get a gallon of distilled water and about six feet of hose that fits tightly over the inlet and outlet for the heater core. Cut hose in half and attach to inlet and outlet. Then use wet vac or vacuum pump to flush heater core using, one side attached to vac/pump draining into pan, and other side of hose drawing water from the gallon. Suck through about half a gallon, then reverse the process (back flush). You will know by the looks of the drain water if you need to also use a flush cleaner.
If you have city water (low minerals) instead of well, then you can safely use tap water through a garden hose instead, at low pressure, letting it drain into a pan at first to collect the old coolant, than onto the ground once it starts coming out clear. Let it run for awhile, first in the usual direction, then reverse everything to back flush in the opposite direction. Then prime the heater core with coolant using the same hose and a funnel at the inlet side and temporarily plugging the outlet side. Re-attach the heater core hoses and move on to filling the radiator and burping the air.

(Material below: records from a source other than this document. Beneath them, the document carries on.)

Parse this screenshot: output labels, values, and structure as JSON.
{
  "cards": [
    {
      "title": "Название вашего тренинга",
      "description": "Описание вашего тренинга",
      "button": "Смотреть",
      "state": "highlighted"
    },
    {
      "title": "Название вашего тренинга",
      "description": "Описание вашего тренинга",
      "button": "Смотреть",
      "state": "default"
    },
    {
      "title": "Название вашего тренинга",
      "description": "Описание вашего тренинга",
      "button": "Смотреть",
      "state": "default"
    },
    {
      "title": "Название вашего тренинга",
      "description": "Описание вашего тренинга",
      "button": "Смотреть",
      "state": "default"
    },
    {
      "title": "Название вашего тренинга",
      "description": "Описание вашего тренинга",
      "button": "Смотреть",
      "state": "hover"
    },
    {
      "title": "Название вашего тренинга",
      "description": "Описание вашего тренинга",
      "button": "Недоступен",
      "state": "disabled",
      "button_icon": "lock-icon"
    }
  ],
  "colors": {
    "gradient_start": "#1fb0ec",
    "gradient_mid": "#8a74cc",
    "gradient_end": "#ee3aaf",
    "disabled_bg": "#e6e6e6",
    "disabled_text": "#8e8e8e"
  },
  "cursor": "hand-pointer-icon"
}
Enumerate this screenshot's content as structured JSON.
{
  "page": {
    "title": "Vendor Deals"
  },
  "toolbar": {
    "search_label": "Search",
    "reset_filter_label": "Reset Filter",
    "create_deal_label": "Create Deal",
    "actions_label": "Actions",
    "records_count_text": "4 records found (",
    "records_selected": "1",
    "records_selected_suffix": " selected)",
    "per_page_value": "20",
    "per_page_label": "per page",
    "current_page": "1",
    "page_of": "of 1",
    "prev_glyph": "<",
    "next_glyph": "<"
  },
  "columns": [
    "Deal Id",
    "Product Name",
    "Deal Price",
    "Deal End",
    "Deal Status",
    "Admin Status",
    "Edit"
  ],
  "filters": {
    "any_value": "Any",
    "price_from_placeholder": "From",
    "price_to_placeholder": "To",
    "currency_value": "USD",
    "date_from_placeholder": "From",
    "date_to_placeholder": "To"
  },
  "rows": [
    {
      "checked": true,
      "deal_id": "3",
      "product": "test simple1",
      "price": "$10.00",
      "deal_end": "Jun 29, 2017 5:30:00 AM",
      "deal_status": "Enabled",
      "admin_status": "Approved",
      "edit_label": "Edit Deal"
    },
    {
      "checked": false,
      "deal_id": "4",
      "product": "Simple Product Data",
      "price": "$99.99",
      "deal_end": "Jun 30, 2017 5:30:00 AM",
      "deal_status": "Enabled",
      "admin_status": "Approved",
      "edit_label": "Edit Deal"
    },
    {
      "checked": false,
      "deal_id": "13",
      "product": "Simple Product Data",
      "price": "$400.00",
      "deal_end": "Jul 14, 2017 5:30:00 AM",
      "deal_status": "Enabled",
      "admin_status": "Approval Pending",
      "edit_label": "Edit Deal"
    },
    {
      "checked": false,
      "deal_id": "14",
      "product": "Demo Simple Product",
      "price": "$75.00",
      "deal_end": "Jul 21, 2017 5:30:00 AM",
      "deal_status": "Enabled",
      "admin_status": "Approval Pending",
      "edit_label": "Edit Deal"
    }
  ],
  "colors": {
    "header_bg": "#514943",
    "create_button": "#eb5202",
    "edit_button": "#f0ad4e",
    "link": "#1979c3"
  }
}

Remember to raise the front of the car while flushing and replacing the coolant at the radiator, and refer to coolant capacity specs to get an idea of how much old coolant came out. About a month or so later, drain the radiator again and refill, which if done periodically, increases the time period recommended to do full flushes.
The heater core is more fragile than the radiator, so be cautious about the pressure you use, air or water. I don't recommend using a compressor, though.
Might as well put in a new thermostat and gasket, too, seeing how you are replacing the hoses anyway.